We tend to picture Land Girls on top of tractors and under haystacks, but they were needed in forestry, for timber measuring, in dairying, and for market gardens. Punches about the work aren't entirely pulled: Cucumber houses would be "very pleasant work in winter", but very hot in summer. Market-gardeners would have to endure "the interminable hoeing" and fruit-spraying was "not always pleasant".
But as you'd expect, the tone is upbeat. If cleaning out ditches sounds ghastly, there's the compensation of doing good work for your country. The chapter on Welfare promises that the Women's Land Army (WLA) rep will approve your billet, give info on local services such as library times and postal collections, and invite you to tea.
With hindsight, it all sounds rather rose-tinted, especially in view of some of the Land Girls' recollections in the BBC archive, People's War. Still, by the time 80,000 Land Girls had been enrolled in 1943, it's not surprising that some rarely saw their rep, let alone had tea with her.
Some chapters are full of details of rates of pay, insurance cover and forms that need filling in. No doubt, it was hoped to save time at enrolment. But there are other chapters - on the history of the WLA during WW1, the uniform and Making the Most of the Country - which make interesting reading for the casual reader today.
Volunteers had to be between 18 and 60, of "good physique", armed with a medical certificate, and look to the interviewer as if they were up to the job. Those who'd carried out the manual's suggestion of carrying full buckets of water for half an hour and pitching earth onto a breast-high shelf probably already had their own ideas on that.
"The trainee will not simply be used for the purpose of providing unskilled labour," says the manual reassuringly. The message was lost on some. Contributors to People's War describe farmers who provided barely a bed, little more than sandwiches to eat, and expected girls to work through heavy rain. The chapter, Hints and Tips, with its advice on how to deal with roughened hands, stepping on nails and animal bites conjures a picture of damp shoes, tight gumboots and heavy lifting.
For all the discomfort, however, many enjoyed themselves immensely. I spoke to Ramsay Shewell-Cooper, the author's son. He well remembers working with Land Girls at a market garden where they carried out the specialised jobs of bundling asparagus and forcing chicory.
"They showed me how to dance," he said. "I was an innocent little boy from boarding school. They'd all go home for lunch and you saw them coming back, hair in curlers, scarves on heads, and you knew they were going out later. Watching these girls having dolled themselves up - my education was wonderful!"

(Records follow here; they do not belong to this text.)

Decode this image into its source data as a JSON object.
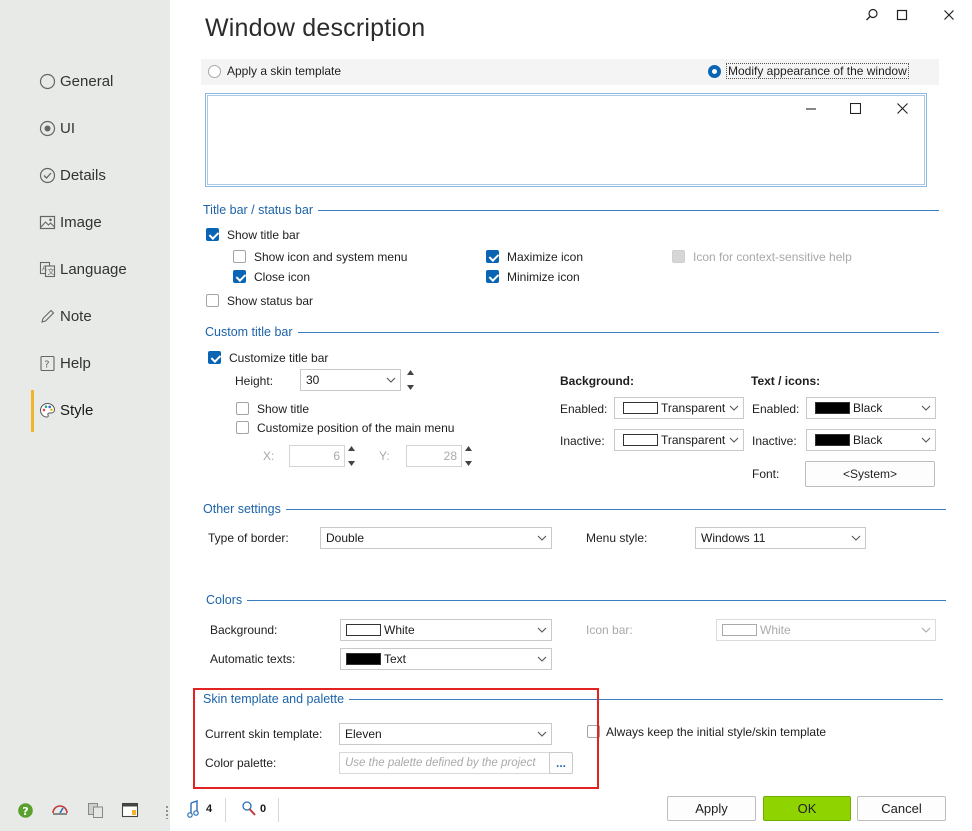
{
  "title": "Window description",
  "window_buttons": {
    "search_icon": "magnifier-icon",
    "maximize_icon": "maximize-icon",
    "close_icon": "close-icon"
  },
  "sidebar": {
    "items": [
      {
        "label": "General",
        "icon": "radio-circle-icon"
      },
      {
        "label": "UI",
        "icon": "eye-icon"
      },
      {
        "label": "Details",
        "icon": "check-circle-icon"
      },
      {
        "label": "Image",
        "icon": "image-icon"
      },
      {
        "label": "Language",
        "icon": "translate-icon"
      },
      {
        "label": "Note",
        "icon": "pencil-icon"
      },
      {
        "label": "Help",
        "icon": "help-icon"
      },
      {
        "label": "Style",
        "icon": "palette-icon"
      }
    ],
    "active": "Style",
    "bottom_icons": [
      "help-circle-icon",
      "scale-icon",
      "translate-icon",
      "window-icon"
    ]
  },
  "mode": {
    "option1": "Apply a skin template",
    "option2": "Modify appearance of the window",
    "selected": "option2"
  },
  "title_bar_section": {
    "header": "Title bar / status bar",
    "show_title_bar": {
      "label": "Show title bar",
      "checked": true
    },
    "show_icon_menu": {
      "label": "Show icon and system menu",
      "checked": false
    },
    "close_icon": {
      "label": "Close icon",
      "checked": true
    },
    "maximize_icon": {
      "label": "Maximize icon",
      "checked": true
    },
    "minimize_icon": {
      "label": "Minimize icon",
      "checked": true
    },
    "context_help": {
      "label": "Icon for context-sensitive help",
      "checked": false,
      "disabled": true
    },
    "show_status_bar": {
      "label": "Show status bar",
      "checked": false
    }
  },
  "custom_title_bar": {
    "header": "Custom title bar",
    "customize": {
      "label": "Customize title bar",
      "checked": true
    },
    "height_label": "Height:",
    "height_value": "30",
    "show_title": {
      "label": "Show title",
      "checked": false
    },
    "customize_menu_pos": {
      "label": "Customize position of the main menu",
      "checked": false
    },
    "x_label": "X:",
    "x_value": "6",
    "y_label": "Y:",
    "y_value": "28",
    "background_header": "Background:",
    "text_icons_header": "Text / icons:",
    "enabled_label": "Enabled:",
    "inactive_label": "Inactive:",
    "bg_enabled": "Transparent",
    "bg_inactive": "Transparent",
    "text_enabled": "Black",
    "text_inactive": "Black",
    "font_label": "Font:",
    "font_value": "<System>"
  },
  "other_settings": {
    "header": "Other settings",
    "border_label": "Type of border:",
    "border_value": "Double",
    "menu_style_label": "Menu style:",
    "menu_style_value": "Windows 11"
  },
  "colors": {
    "header": "Colors",
    "background_label": "Background:",
    "background_value": "White",
    "auto_texts_label": "Automatic texts:",
    "auto_texts_value": "Text",
    "icon_bar_label": "Icon bar:",
    "icon_bar_value": "White"
  },
  "skin": {
    "header": "Skin template and palette",
    "current_label": "Current skin template:",
    "current_value": "Eleven",
    "palette_label": "Color palette:",
    "palette_placeholder": "Use the palette defined by the project",
    "ellipsis": "...",
    "keep_initial": {
      "label": "Always keep the initial style/skin template",
      "checked": false
    }
  },
  "status": {
    "count1": "4",
    "count2": "0"
  },
  "buttons": {
    "apply": "Apply",
    "ok": "OK",
    "cancel": "Cancel"
  },
  "colors_theme": {
    "accent": "#0a64b4",
    "section_blue": "#1c63a8",
    "ok_green": "#8fd400",
    "sidebar_bg": "#e8eae7",
    "active_marker": "#f0b52b",
    "highlight_red": "#e32222"
  }
}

It all depended how you looked at the work. No one, points out Ramsay's father, will be a success if she boasts about town life, irritates her rural hosts, parades around in make-up when country girls don't, and pushes herself forward. If you put your best into a job, it'll be more interesting, he says (sounding rather like one's mother), and taking part in country life will make you more popular.
Earlier in the war, a number of volunteers had dropped out, so the manual is not above a bit of emotional blackmail. Training and equipment cost money; if a Land Girl drops out, says the manual, someone may starve. "She must feel that she is feeding the nation."
But, really, that was true. Every Land Girl was a vital brick in Britain's wall of defence. As R S Hudson also said, "Famine could achieve what no bomb or blitzkrieg or invading force will ever bring about."
This facsimile edition comes with photographs of Land Girls at work and the bracingly cheerful score of Back to the Land, the Land Army anthem. There's no doubt that some of this book will only interest those who revel in minutiae, but for the rest, Land Girl provides a fascinating glimpse into the logistics, organisation and expectations of mobilising a huge untrained workforce to keep Britain fed.
This book was provided for review by Amberley Publishing.